“DOC are working more and more in partnership with other organisations, community groups and businesses,” said Chris Lester, conservation partnerships manager. “In this case the NZDF had the capability and expertise to work in an isolated, and at times harsh, environment.”

Like the original hut, the new hut has six bunks but it is sited slightly further away from Maropea River than the old hut. The original Maropea Forks Hut was in disrepair and positioned precariously close to the Maropea River.

The hut is part of the core network of visitor assets in Ruahine Forest Park and is used by trampers, hunters and fishers. It is also a territory of the native whio (blue duck).

Best access to Maropea Forks is via Sunrise Hut and Top Maropea Hut. It is a full day’s tramp (8-10hr) to the hut from the road end, but most parties split the journey by staying at either Triplex, Sunrise or Top Maropea huts.

Why’s it called that?

Historic Ellis Hut, Ruahine Forest Park

Built in 1864, Ellis Hut is the oldest surviving hut in the Ruahines. Photo: DOC

Built in 1864, Ellis Hut is the oldest surviving hut in the Ruahines. Photo: DOC

Sandwiched between the Ruahine and Wakarara ranges in Hawke’s Bay lies the timber-framed Ellis Hut.
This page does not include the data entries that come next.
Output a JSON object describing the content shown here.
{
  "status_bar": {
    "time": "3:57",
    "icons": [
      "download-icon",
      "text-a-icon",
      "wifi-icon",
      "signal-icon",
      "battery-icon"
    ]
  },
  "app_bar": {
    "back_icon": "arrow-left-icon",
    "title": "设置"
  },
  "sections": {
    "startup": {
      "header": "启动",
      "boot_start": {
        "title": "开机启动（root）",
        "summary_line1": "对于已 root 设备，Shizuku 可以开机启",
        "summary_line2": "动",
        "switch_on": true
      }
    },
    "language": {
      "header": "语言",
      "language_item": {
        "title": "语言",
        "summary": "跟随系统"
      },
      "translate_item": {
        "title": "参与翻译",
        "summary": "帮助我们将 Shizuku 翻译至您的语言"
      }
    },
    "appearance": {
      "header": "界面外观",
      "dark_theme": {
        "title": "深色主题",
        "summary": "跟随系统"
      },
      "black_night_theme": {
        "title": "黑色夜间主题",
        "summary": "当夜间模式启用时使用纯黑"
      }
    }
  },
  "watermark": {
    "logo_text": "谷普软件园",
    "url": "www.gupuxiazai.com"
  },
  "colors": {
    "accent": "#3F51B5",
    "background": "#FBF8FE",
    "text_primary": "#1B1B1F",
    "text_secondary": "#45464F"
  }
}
Historically, the hut’s significant as the oldest surviving hut in the Ruahines and one of the oldest surviving buildings in New Zealand’s backcountry. It was built in 1884 for musterers and made from pit sawn timber.

The hut gets its name from its association with one of the most famous murder chases of the early 20th century. In 1904, James Ellis was accused of shooting former boss Leonard Collinson in the chest.

Collinson had employed Ellis in his scrub cutting firm but had recently sacked him for killing a red deer without authority.

Ellis had been heard promising revenge and, after Collinson’s death, spent 10 months on the run before being found, disarmed and arrested at the hut.

He was found guilty in Wellington and later hanged.

Ellis Hut, also known as Murderer’s Hut, has since become part of Hawke’s Bay folklore for its association with the murder.

DOC now looks after the hut to maintain its historic heritage.

For the record, prior to 1904, the hut was known as Whitnell’s Hut, after a hunter and shepherd who lived there called Bill Whitnell, but that’s nowhere near as interesting!

Anti-1080 party

Voters may see the words ‘Ban 1080’ on their ballot papers when they head to the voting booth in September.

Campaigners strongly opposed to the use of the toxin are trying to form their own one-issue political party, called Ban 1080.

Golden Bay mussel farmer and pilot Bill Wallace needs 550 members to be able to register the party

Wallace says he already has more than 500 names and that the extra drive to create the party stems from DOC’s plans to spread aerial 1080 to fight the expected predator plague this spring.

The predator plague threatens to wipe out some of the rarest native bird species from the mainland and DOC sees 1080, used in conjunction with land based trapping, as the only feasible method to counteract the threat.

The high beech seeding this autumn will mean more food for rats and stoats, which is expected to result in a surge in the population of the pests.

Ban 1080 party’s promotional website promotes the videos made by The Graf Boys, brothers who strongly oppose use of the toxin.